In the entries below, find each line with the word "content" and return it.
========================================================================
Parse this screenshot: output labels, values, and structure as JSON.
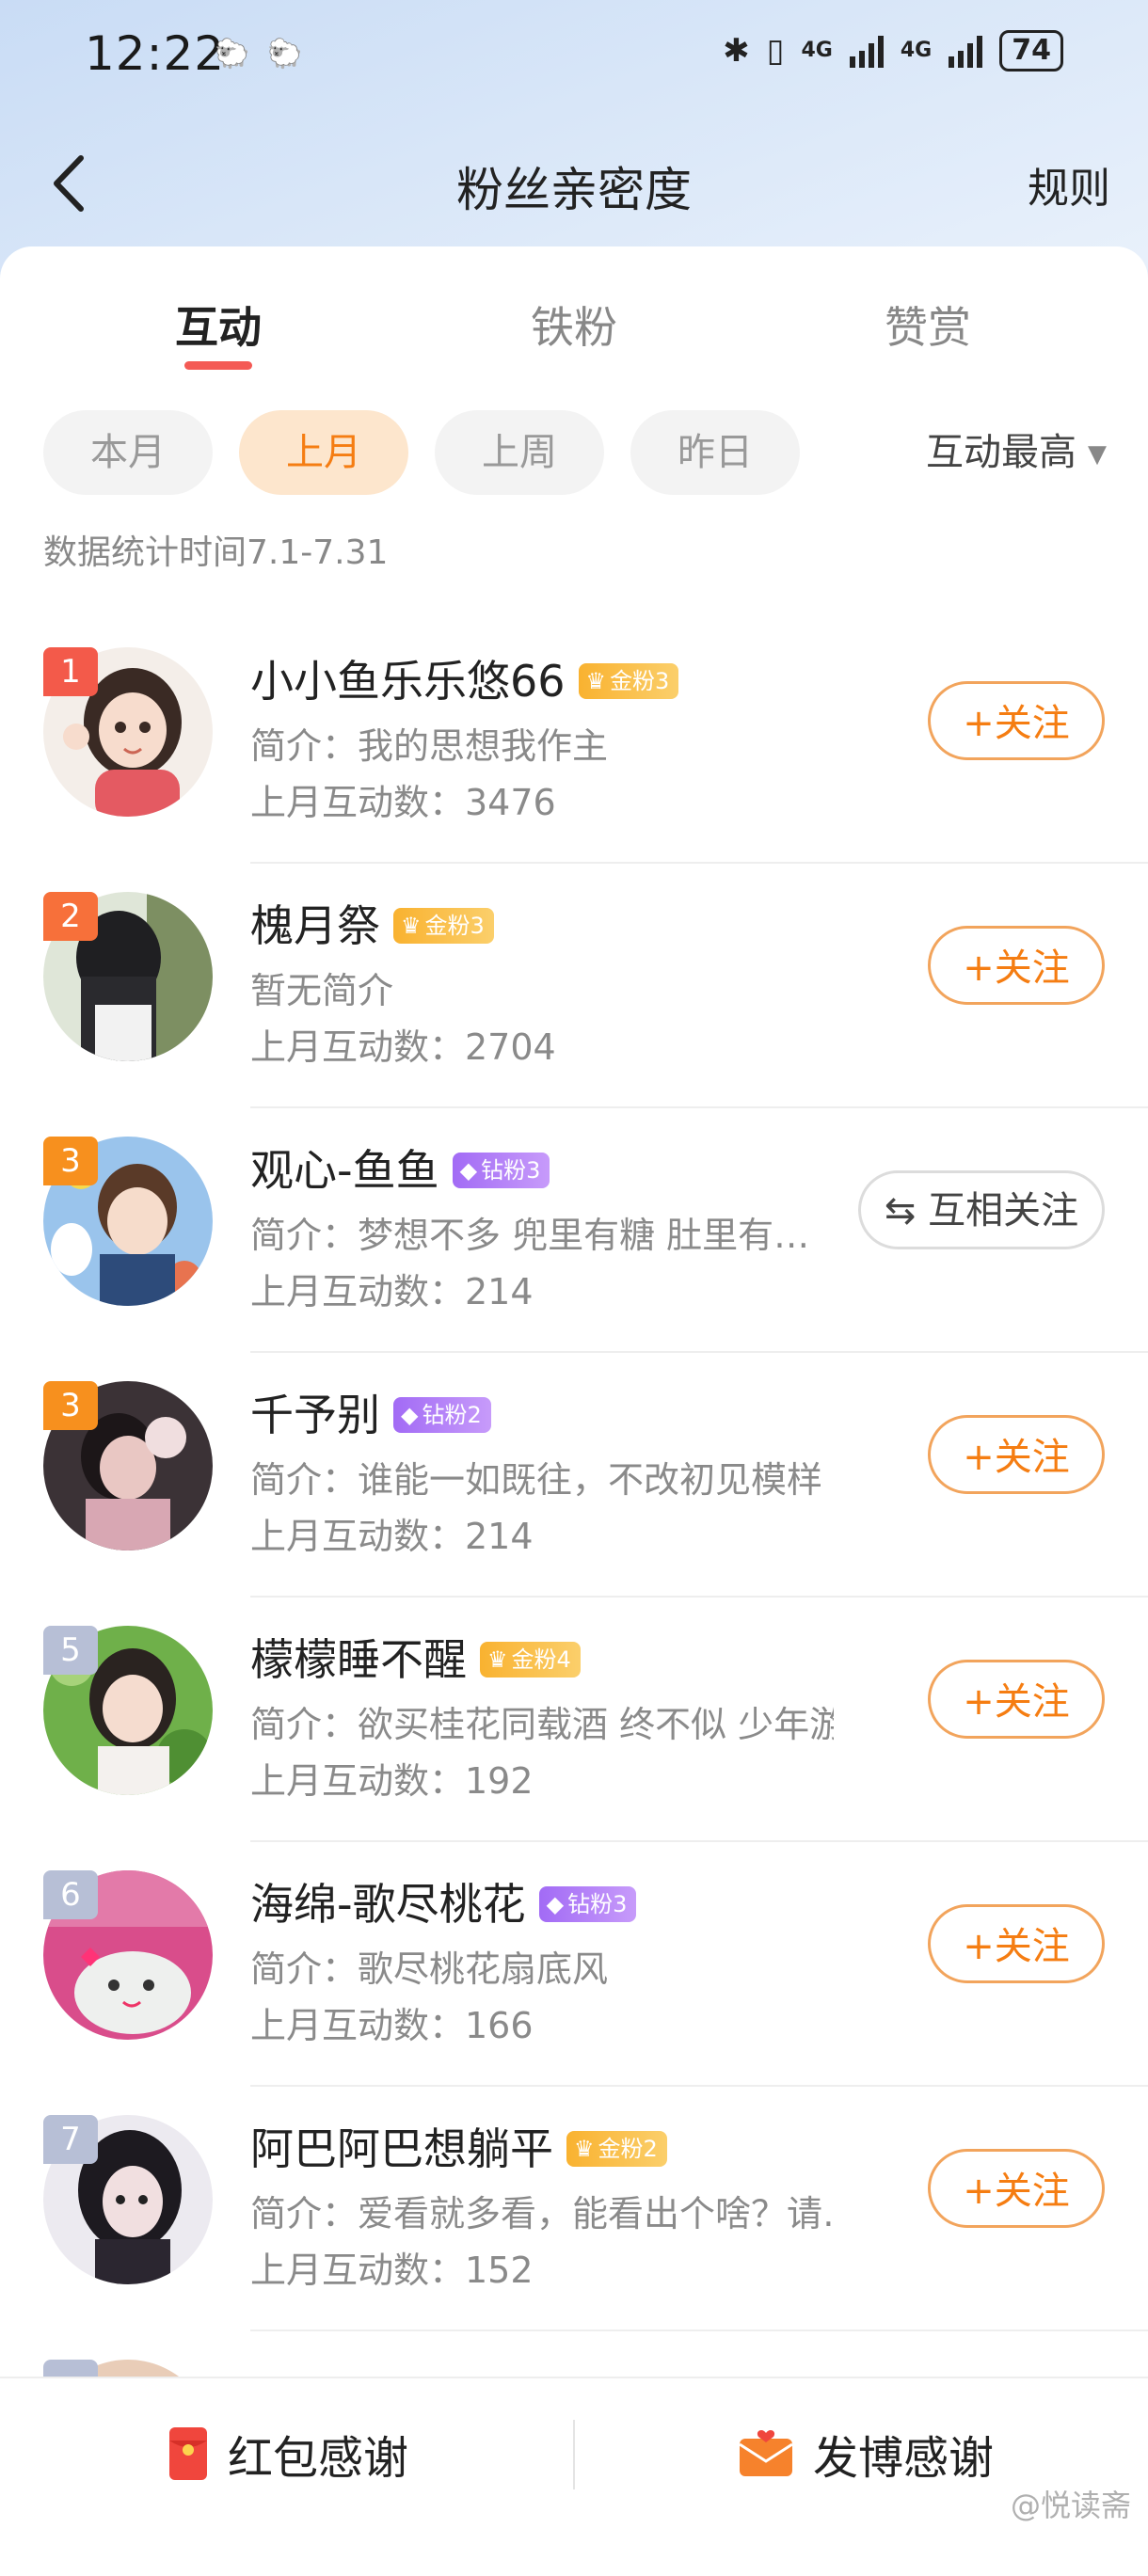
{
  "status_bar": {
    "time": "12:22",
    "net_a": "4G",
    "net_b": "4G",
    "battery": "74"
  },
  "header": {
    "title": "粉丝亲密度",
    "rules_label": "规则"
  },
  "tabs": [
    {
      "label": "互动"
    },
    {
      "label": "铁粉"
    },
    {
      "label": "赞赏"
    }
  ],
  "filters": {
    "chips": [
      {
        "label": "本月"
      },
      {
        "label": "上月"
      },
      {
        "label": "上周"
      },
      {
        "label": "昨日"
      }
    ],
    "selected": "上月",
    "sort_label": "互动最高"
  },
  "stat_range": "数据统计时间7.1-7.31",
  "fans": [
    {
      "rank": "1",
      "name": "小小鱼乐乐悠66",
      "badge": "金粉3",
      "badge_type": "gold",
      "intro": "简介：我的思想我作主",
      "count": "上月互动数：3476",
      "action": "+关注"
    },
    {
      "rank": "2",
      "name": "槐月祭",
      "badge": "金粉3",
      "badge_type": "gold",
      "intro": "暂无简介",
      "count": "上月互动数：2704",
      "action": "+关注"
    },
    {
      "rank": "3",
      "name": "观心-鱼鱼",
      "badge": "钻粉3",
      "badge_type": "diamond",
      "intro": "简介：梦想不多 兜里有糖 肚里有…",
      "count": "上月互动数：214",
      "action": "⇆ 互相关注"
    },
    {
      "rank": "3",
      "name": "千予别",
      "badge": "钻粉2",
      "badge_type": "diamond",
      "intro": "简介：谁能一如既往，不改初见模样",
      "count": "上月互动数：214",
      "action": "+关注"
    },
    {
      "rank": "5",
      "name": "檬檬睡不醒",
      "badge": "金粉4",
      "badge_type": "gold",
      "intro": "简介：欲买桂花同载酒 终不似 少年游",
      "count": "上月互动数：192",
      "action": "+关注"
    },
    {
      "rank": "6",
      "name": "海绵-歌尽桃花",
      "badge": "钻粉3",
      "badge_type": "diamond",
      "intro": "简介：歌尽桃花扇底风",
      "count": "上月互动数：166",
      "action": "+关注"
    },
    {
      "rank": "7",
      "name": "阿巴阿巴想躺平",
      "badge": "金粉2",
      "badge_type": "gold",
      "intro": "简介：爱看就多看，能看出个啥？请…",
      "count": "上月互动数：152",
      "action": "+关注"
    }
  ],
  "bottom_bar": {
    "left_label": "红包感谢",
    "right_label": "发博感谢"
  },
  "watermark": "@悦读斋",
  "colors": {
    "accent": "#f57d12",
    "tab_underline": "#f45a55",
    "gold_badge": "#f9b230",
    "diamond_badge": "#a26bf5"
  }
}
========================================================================
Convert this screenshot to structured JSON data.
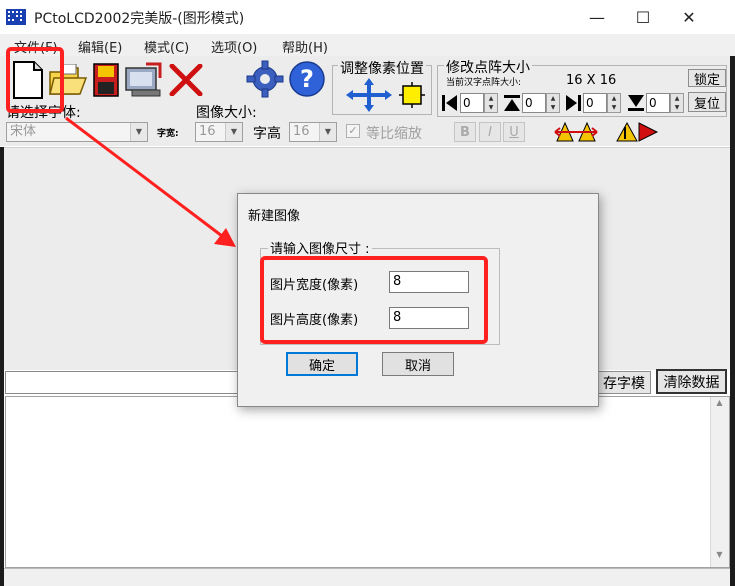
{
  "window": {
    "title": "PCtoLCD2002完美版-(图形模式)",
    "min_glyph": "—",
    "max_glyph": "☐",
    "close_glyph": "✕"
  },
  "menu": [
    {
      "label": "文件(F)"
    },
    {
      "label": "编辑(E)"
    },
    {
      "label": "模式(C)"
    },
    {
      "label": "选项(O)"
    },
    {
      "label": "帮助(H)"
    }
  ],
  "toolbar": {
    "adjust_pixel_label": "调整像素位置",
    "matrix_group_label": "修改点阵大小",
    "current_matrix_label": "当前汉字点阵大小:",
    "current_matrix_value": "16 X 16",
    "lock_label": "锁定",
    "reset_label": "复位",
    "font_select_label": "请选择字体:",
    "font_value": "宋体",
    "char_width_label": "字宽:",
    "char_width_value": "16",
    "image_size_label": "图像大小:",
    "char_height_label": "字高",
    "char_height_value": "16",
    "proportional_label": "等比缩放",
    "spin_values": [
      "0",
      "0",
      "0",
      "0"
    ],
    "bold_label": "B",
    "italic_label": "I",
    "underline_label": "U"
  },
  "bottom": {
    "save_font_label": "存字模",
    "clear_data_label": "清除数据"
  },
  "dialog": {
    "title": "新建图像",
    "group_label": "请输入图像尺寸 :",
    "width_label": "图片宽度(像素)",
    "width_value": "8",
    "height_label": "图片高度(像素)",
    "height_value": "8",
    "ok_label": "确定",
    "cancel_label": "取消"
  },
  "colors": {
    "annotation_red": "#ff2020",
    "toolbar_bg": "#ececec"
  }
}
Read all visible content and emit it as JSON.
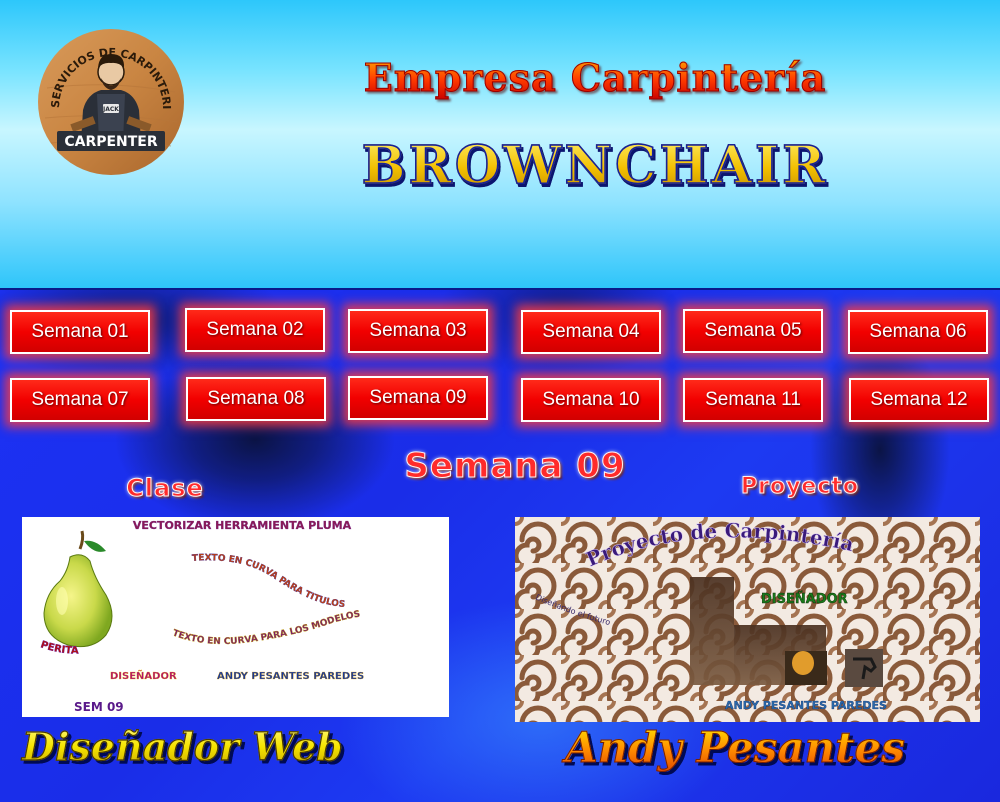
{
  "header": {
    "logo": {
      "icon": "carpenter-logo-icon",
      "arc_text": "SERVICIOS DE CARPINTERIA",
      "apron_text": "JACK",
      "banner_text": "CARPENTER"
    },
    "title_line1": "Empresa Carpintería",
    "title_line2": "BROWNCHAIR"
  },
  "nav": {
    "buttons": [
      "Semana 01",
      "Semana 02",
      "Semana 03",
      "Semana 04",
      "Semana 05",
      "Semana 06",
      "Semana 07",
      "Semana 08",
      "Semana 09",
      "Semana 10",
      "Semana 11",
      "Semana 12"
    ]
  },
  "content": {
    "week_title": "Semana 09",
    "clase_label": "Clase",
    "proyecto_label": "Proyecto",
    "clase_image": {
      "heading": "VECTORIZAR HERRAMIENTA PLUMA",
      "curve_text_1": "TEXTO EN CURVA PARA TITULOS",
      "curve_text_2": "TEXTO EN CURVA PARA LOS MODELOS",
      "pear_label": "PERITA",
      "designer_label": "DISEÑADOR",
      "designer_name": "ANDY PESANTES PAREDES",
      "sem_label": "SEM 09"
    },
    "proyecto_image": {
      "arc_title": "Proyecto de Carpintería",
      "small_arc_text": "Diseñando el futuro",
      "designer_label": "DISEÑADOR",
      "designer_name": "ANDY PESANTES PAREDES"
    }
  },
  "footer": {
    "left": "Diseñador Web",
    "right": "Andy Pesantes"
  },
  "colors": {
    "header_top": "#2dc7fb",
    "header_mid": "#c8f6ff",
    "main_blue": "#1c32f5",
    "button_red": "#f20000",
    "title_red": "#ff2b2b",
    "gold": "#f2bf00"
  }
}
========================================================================
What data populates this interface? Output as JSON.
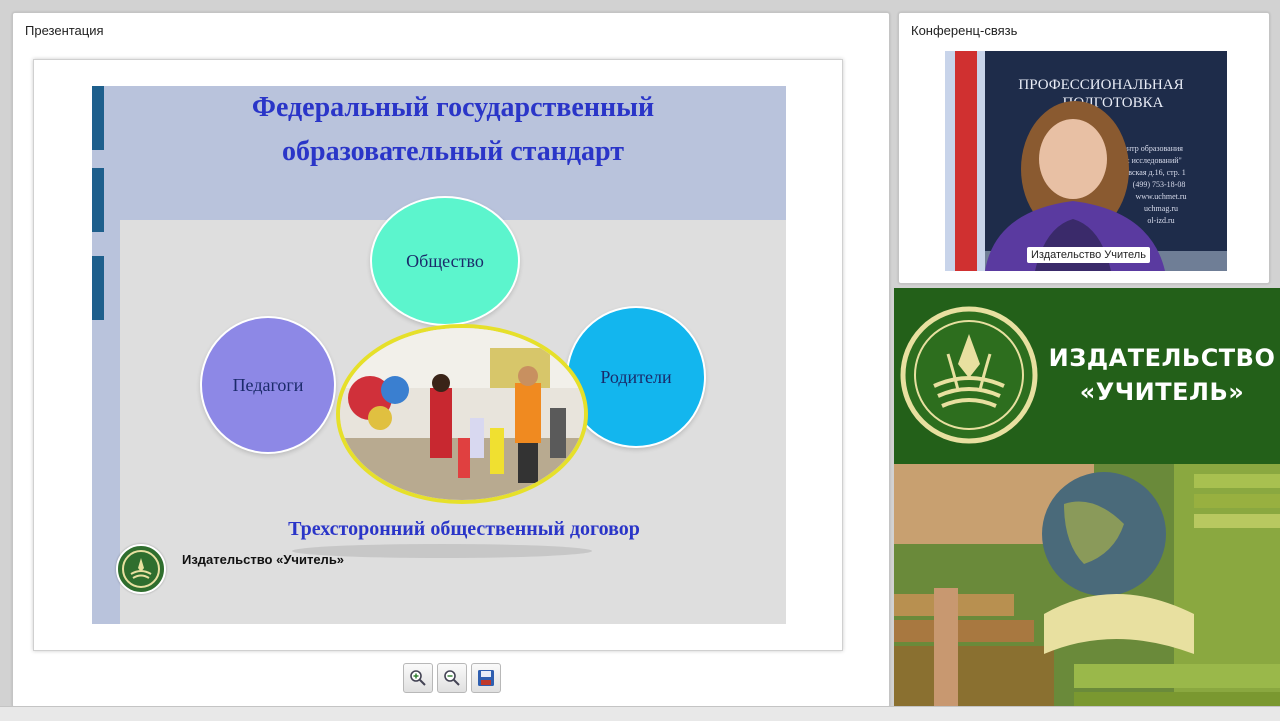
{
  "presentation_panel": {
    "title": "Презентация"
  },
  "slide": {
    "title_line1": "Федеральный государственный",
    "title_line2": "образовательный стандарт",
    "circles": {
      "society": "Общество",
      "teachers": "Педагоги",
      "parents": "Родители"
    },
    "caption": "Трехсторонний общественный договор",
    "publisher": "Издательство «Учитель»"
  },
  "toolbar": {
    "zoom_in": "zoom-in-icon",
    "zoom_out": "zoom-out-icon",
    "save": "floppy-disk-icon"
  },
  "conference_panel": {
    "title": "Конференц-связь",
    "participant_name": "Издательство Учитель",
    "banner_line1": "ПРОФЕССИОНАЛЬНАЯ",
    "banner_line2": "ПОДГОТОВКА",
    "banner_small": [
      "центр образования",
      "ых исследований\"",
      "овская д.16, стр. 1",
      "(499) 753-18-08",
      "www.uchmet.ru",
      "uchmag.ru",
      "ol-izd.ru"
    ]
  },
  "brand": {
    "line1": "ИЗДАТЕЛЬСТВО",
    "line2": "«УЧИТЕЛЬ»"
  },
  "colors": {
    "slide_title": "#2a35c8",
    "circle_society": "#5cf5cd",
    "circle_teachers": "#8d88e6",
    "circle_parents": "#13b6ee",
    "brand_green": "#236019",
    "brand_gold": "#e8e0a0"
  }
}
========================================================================
*ANSWER SPACE*:
Read all visible content and emit it as JSON.
  "content": {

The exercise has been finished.